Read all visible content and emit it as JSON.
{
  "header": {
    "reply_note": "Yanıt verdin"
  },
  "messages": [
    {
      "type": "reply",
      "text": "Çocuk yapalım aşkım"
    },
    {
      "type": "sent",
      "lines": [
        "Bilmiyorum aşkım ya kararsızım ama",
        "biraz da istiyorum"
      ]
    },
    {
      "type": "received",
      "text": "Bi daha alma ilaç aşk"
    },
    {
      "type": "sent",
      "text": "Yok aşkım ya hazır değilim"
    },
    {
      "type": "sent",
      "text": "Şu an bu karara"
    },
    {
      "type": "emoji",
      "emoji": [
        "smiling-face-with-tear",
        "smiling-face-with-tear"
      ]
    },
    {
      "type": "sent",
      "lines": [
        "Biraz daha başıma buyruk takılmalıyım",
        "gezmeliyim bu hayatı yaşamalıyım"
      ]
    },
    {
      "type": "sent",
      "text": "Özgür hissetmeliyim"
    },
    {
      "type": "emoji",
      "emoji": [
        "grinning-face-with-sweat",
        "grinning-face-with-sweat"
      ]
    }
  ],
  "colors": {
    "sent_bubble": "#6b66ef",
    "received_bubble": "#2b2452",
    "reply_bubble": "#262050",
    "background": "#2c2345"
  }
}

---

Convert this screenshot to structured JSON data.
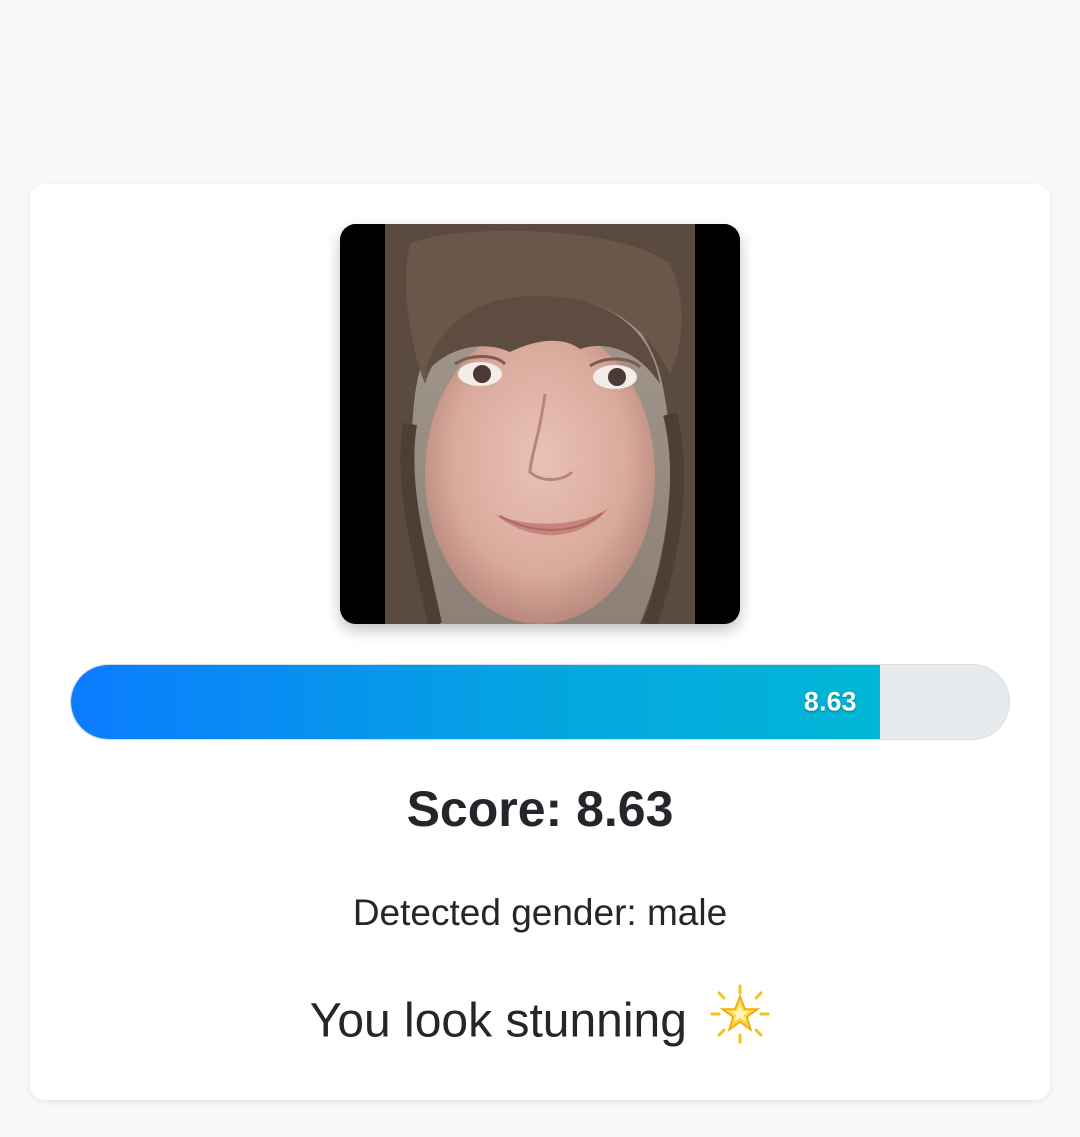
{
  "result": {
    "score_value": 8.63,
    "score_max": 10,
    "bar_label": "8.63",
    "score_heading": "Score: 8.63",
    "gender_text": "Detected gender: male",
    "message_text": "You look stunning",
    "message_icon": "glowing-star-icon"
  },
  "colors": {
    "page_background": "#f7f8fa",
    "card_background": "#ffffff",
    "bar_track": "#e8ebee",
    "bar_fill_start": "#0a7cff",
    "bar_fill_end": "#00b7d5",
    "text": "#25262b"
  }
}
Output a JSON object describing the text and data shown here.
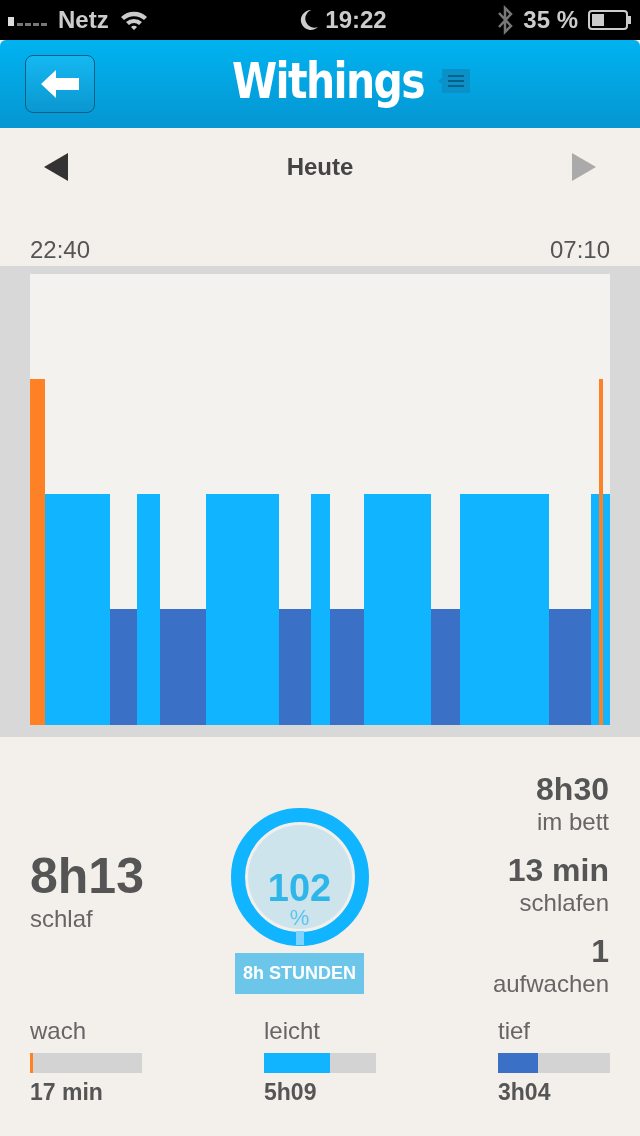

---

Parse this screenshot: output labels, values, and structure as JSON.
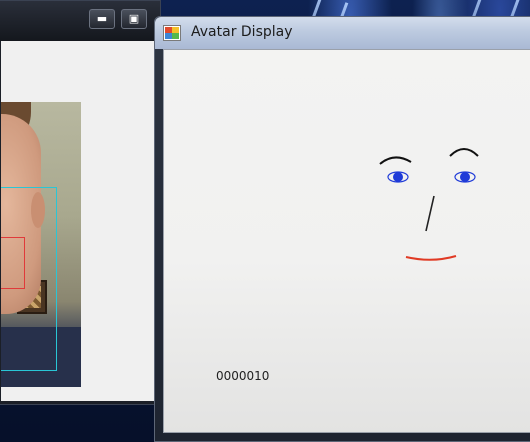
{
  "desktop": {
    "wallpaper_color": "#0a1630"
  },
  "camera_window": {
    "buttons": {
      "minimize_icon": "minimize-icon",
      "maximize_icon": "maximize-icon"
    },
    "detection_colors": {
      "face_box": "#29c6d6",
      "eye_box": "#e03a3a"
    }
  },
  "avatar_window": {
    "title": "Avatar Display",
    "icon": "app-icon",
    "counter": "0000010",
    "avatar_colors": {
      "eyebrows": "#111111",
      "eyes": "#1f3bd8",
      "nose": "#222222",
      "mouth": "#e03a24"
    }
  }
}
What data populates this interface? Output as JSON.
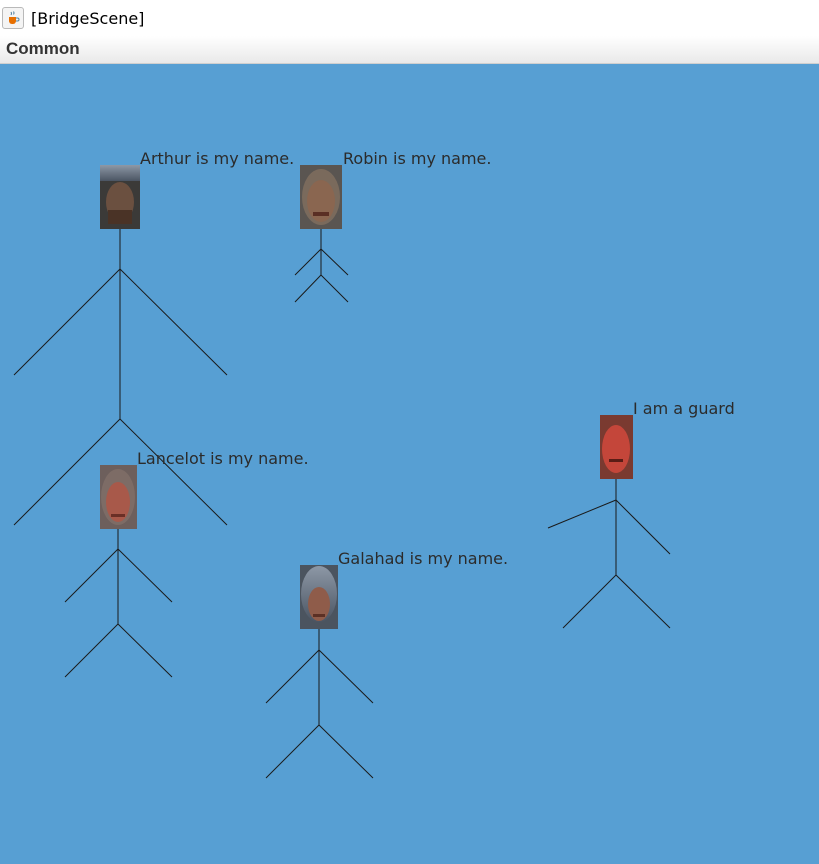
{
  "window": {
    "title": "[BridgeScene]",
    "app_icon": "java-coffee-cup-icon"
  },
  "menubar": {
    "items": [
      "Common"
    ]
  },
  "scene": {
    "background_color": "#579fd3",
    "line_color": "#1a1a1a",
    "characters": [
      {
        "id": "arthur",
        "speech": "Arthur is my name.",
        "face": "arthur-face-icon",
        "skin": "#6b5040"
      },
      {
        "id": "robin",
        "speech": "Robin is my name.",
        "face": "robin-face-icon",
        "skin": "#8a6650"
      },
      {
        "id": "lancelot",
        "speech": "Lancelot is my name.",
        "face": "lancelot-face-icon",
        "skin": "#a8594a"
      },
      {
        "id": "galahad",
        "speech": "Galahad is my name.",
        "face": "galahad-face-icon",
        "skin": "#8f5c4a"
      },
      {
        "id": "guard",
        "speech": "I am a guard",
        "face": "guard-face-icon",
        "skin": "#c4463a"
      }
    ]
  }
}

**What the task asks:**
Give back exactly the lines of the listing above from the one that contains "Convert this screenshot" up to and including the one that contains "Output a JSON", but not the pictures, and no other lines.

**Output of the task:**
Convert this screenshot to structured JSON data.
{
  "result": {
    "score_value": 8.63,
    "score_max": 10,
    "bar_label": "8.63",
    "score_heading": "Score: 8.63",
    "gender_text": "Detected gender: male",
    "message_text": "You look stunning",
    "message_icon": "glowing-star-icon"
  },
  "colors": {
    "page_background": "#f7f8fa",
    "card_background": "#ffffff",
    "bar_track": "#e8ebee",
    "bar_fill_start": "#0a7cff",
    "bar_fill_end": "#00b7d5",
    "text": "#25262b"
  }
}
Output a JSON object describing the text and data shown here.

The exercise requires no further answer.